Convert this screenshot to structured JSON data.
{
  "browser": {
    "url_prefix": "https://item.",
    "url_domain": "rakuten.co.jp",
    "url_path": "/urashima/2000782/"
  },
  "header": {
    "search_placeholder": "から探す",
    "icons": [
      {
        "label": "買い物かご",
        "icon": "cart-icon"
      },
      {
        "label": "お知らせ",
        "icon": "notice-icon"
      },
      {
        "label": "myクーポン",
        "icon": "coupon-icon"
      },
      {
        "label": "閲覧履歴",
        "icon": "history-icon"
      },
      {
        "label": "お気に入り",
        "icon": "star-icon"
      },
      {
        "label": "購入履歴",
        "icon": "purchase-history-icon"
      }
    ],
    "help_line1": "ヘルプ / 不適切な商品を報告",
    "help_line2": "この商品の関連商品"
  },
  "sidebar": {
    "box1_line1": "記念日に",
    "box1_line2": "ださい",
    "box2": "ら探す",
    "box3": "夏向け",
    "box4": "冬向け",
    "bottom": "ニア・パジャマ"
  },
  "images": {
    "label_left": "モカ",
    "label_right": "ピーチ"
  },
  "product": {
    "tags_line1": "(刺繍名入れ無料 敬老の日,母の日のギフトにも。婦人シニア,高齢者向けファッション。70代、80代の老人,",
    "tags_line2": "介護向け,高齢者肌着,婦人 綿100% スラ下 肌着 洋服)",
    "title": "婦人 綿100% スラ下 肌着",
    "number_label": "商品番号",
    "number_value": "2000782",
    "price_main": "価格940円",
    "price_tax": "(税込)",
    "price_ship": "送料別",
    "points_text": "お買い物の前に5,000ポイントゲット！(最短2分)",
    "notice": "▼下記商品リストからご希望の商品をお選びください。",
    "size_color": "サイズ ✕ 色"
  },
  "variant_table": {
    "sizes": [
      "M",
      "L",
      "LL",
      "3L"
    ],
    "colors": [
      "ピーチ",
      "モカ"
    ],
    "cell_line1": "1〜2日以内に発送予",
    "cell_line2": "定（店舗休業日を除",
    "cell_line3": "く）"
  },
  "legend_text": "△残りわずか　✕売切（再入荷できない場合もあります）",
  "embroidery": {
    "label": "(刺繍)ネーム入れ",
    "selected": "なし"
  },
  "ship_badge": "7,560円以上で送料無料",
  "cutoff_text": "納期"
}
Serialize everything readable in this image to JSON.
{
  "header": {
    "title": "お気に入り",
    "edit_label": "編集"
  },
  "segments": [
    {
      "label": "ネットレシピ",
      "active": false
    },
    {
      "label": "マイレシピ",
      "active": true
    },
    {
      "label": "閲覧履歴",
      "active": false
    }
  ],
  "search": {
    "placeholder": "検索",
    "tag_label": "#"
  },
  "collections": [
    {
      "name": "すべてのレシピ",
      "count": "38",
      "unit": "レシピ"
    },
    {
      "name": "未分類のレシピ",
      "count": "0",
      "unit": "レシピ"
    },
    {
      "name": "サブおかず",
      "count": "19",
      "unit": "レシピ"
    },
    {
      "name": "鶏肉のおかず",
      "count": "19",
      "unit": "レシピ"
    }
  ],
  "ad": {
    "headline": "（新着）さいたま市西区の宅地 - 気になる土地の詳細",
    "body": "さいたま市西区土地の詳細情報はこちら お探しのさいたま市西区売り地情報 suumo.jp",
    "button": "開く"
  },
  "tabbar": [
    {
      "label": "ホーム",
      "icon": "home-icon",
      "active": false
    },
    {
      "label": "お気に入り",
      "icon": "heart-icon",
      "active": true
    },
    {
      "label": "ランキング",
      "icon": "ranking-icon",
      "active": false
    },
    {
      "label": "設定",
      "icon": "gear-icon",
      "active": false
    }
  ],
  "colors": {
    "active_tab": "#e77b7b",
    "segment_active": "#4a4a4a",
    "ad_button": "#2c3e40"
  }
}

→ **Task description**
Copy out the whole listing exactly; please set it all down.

→ **Output**
Convert this screenshot to structured JSON data.
{
  "browser": {
    "url_prefix": "https://item.",
    "url_domain": "rakuten.co.jp",
    "url_path": "/urashima/2000782/"
  },
  "header": {
    "search_placeholder": "から探す",
    "icons": [
      {
        "label": "買い物かご",
        "icon": "cart-icon"
      },
      {
        "label": "お知らせ",
        "icon": "notice-icon"
      },
      {
        "label": "myクーポン",
        "icon": "coupon-icon"
      },
      {
        "label": "閲覧履歴",
        "icon": "history-icon"
      },
      {
        "label": "お気に入り",
        "icon": "star-icon"
      },
      {
        "label": "購入履歴",
        "icon": "purchase-history-icon"
      }
    ],
    "help_line1": "ヘルプ / 不適切な商品を報告",
    "help_line2": "この商品の関連商品"
  },
  "sidebar": {
    "box1_line1": "記念日に",
    "box1_line2": "ださい",
    "box2": "ら探す",
    "box3": "夏向け",
    "box4": "冬向け",
    "bottom": "ニア・パジャマ"
  },
  "images": {
    "label_left": "モカ",
    "label_right": "ピーチ"
  },
  "product": {
    "tags_line1": "(刺繍名入れ無料 敬老の日,母の日のギフトにも。婦人シニア,高齢者向けファッション。70代、80代の老人,",
    "tags_line2": "介護向け,高齢者肌着,婦人 綿100% スラ下 肌着 洋服)",
    "title": "婦人 綿100% スラ下 肌着",
    "number_label": "商品番号",
    "number_value": "2000782",
    "price_main": "価格940円",
    "price_tax": "(税込)",
    "price_ship": "送料別",
    "points_text": "お買い物の前に5,000ポイントゲット！(最短2分)",
    "notice": "▼下記商品リストからご希望の商品をお選びください。",
    "size_color": "サイズ ✕ 色"
  },
  "variant_table": {
    "sizes": [
      "M",
      "L",
      "LL",
      "3L"
    ],
    "colors": [
      "ピーチ",
      "モカ"
    ],
    "cell_line1": "1〜2日以内に発送予",
    "cell_line2": "定（店舗休業日を除",
    "cell_line3": "く）"
  },
  "legend_text": "△残りわずか　✕売切（再入荷できない場合もあります）",
  "embroidery": {
    "label": "(刺繍)ネーム入れ",
    "selected": "なし"
  },
  "ship_badge": "7,560円以上で送料無料",
  "cutoff_text": "納期"
}
Serialize everything readable in this image to JSON.
{
  "header": {
    "title": "お気に入り",
    "edit_label": "編集"
  },
  "segments": [
    {
      "label": "ネットレシピ",
      "active": false
    },
    {
      "label": "マイレシピ",
      "active": true
    },
    {
      "label": "閲覧履歴",
      "active": false
    }
  ],
  "search": {
    "placeholder": "検索",
    "tag_label": "#"
  },
  "collections": [
    {
      "name": "すべてのレシピ",
      "count": "38",
      "unit": "レシピ"
    },
    {
      "name": "未分類のレシピ",
      "count": "0",
      "unit": "レシピ"
    },
    {
      "name": "サブおかず",
      "count": "19",
      "unit": "レシピ"
    },
    {
      "name": "鶏肉のおかず",
      "count": "19",
      "unit": "レシピ"
    }
  ],
  "ad": {
    "headline": "（新着）さいたま市西区の宅地 - 気になる土地の詳細",
    "body": "さいたま市西区土地の詳細情報はこちら お探しのさいたま市西区売り地情報 suumo.jp",
    "button": "開く"
  },
  "tabbar": [
    {
      "label": "ホーム",
      "icon": "home-icon",
      "active": false
    },
    {
      "label": "お気に入り",
      "icon": "heart-icon",
      "active": true
    },
    {
      "label": "ランキング",
      "icon": "ranking-icon",
      "active": false
    },
    {
      "label": "設定",
      "icon": "gear-icon",
      "active": false
    }
  ],
  "colors": {
    "active_tab": "#e77b7b",
    "segment_active": "#4a4a4a",
    "ad_button": "#2c3e40"
  }
}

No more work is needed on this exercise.